An overview of the process

We start by constructing the HTML/CSS in a text editor (Textmate, RubyMine IDE or Aptana IDE) and viewing it in Firefox. We develop standards compliant HTML/CSS, so Firefox is a great starting point as it supports the CSS standards well and enables us to use a number of key tools including Pixel Perfect, YSlow and the Web Developer toolbar.

Once we are happy that the design is accurately implemented in Firefox we use Litmus to create screenshots across a selection of Browser/Operating System combinations. Litmus has a number of great features that really make this process easy. Firstly, you can retest the page with a simple button click and Litmus keeps track of the revisions, secondly Litmus uses the W3C validators to check that the HTML and CSS validate and links trough to the error pages and thirdly Litmus lets us indicate visually whether a particular combination is rendering correctly so we can keep track of what is complete and what remains.

Running the initial test in Litmus will usually through up a number of issues, especially in IE6 (suprise!). At this stage we move on to the target Browser/Operating system to correct the issues. More often than not this is a process of finding work-arounds for the poor standards support in IE6 and IE7 while still ensuring the the HTML/CSS validates and is semantically correct.

We iterate through the testing in Litmus and fixing problems on the target platform until we are happy that the design is working correctly across all platforms. We then use the publish option in Litmus to create  publicly accessible version of the test to send through to our client. This enables our clients to be certain the design is rendering correctly across platforms. You can see an example test here: http://boost.litmusapp.com/pub/5125956

From here the HTML/CSS gets passed to a developer who integrates the HTML with the web application or content management system. This is where the utility of Litmus really shines. During this phase we use Litmus in the same way as we use Unit tests in our programming, to confirm that nothing is broken as we add features and develop the site. This is the key to consistent and successful projects, constant and consistent testing during the life-cycle of development.

Using Litmus

The first step is entering the URL to test and choosing the Browser/Operating Systems.
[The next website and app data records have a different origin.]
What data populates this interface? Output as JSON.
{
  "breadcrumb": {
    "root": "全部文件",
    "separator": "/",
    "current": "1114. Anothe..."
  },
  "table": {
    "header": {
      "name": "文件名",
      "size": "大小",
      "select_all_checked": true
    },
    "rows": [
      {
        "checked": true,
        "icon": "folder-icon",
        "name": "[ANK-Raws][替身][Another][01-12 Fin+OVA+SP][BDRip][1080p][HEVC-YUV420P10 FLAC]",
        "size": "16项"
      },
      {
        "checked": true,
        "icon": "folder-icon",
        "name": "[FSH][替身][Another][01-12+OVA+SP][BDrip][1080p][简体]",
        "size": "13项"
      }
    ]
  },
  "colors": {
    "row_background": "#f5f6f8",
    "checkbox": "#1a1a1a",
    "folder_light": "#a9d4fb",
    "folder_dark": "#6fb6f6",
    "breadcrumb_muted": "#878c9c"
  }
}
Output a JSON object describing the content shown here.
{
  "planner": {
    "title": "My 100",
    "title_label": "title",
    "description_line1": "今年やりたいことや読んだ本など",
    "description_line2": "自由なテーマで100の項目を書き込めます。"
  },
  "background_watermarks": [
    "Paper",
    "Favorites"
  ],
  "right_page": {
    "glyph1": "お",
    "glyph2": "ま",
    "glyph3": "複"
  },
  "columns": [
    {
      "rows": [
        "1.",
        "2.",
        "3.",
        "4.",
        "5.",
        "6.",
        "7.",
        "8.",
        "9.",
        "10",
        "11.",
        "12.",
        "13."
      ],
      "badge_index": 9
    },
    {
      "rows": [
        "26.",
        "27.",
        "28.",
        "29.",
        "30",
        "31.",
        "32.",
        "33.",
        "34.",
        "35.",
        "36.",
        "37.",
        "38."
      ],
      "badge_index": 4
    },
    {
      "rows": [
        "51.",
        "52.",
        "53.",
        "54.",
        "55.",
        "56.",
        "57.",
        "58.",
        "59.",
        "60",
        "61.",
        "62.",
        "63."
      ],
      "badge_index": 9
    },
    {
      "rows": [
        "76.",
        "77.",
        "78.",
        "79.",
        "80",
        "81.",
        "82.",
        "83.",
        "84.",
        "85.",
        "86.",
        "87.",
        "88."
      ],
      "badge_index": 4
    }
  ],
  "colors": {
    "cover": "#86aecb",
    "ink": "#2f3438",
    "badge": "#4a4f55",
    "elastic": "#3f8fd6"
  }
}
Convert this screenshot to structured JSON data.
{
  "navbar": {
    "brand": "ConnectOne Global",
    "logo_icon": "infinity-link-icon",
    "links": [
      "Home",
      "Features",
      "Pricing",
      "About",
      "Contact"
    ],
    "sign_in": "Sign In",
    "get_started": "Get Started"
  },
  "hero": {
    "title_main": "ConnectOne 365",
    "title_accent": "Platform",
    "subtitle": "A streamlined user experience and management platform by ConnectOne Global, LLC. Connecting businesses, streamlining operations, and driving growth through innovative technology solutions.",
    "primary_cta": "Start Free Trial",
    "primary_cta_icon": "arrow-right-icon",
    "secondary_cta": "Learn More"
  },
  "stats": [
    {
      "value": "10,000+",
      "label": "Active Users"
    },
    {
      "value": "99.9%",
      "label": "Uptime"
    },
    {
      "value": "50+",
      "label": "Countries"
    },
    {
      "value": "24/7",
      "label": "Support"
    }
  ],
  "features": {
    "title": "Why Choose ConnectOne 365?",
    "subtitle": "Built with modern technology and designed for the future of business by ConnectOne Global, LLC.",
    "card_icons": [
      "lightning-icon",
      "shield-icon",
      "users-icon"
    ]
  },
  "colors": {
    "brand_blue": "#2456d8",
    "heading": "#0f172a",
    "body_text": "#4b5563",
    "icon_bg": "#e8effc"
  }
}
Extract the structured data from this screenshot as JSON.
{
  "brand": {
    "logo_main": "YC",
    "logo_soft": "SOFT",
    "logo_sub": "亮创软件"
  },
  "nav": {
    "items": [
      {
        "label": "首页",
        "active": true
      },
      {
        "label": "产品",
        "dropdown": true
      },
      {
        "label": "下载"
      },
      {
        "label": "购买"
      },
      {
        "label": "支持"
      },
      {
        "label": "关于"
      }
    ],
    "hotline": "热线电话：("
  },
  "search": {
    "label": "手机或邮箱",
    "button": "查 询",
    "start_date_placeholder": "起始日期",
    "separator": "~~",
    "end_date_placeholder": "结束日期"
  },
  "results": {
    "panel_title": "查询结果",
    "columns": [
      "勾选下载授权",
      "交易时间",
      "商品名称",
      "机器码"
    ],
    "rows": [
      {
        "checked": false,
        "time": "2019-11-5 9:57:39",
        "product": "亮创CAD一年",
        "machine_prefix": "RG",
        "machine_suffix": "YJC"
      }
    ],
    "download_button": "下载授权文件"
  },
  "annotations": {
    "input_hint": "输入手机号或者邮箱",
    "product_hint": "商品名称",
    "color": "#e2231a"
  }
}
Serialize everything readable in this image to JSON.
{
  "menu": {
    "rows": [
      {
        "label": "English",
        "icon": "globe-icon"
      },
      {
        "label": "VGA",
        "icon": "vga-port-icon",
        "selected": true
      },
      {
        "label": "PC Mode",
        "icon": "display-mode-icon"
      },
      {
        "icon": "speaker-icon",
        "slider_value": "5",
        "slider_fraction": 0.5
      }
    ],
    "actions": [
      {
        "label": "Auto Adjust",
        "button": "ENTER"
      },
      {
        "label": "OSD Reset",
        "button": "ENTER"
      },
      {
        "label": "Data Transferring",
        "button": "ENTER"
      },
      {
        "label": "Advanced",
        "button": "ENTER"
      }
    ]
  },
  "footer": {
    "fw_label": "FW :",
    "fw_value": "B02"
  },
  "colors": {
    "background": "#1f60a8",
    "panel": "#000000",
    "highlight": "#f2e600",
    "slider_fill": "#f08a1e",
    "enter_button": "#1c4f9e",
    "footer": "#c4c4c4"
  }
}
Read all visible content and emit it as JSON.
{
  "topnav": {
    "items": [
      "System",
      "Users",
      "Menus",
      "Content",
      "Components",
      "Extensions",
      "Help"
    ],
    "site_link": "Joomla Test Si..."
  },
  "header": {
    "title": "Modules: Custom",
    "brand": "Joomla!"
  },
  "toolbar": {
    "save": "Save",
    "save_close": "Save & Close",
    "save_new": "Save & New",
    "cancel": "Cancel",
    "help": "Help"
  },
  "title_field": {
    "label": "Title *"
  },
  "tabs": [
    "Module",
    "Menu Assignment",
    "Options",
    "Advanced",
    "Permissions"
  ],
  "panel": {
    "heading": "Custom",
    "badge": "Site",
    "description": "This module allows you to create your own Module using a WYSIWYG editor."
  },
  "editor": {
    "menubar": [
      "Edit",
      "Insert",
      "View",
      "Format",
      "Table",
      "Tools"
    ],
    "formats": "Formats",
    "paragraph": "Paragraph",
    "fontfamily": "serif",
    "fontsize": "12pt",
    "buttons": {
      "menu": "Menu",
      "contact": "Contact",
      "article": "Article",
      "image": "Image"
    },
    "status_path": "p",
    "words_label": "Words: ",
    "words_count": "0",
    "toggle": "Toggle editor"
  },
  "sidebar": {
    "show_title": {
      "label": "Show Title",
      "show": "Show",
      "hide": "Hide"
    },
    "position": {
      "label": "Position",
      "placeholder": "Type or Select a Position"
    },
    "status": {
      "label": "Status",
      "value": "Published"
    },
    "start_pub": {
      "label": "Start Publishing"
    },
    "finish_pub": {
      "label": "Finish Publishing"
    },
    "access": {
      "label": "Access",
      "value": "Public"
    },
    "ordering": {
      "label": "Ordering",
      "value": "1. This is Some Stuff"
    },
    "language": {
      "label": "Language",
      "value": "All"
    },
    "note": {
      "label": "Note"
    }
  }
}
Once you have made your choice you can set this to be the default for further tests.

Litmus: starting the test
Litmus: starting the test

The second step is viewing the results. The overview screen gives an estimate of how long all tests will take to complete and the page updates as the tests complete. On the left side it shows the results of the HTML and CSS validation.

Litmus: Test overview screen
Litmus: Test overview screen

The third step is to check each of the individual results. At this stage we usually mark the ones that are passing and the ones that are failing to keep track of progress.

Below is a page that is not rendering correctly, and we mark this as incompatible.

Litmus: Example of a failing page
Litmus: Example of a failing page

Below is a page that is rendering correctly, and we mark this as compatible.

Litmus: Example of a passing page
Litmus: Example of a passing page

The final step is to publish the test and send the URL to the client, you can view the test here: http://boost.litmusapp.com/pub/5125956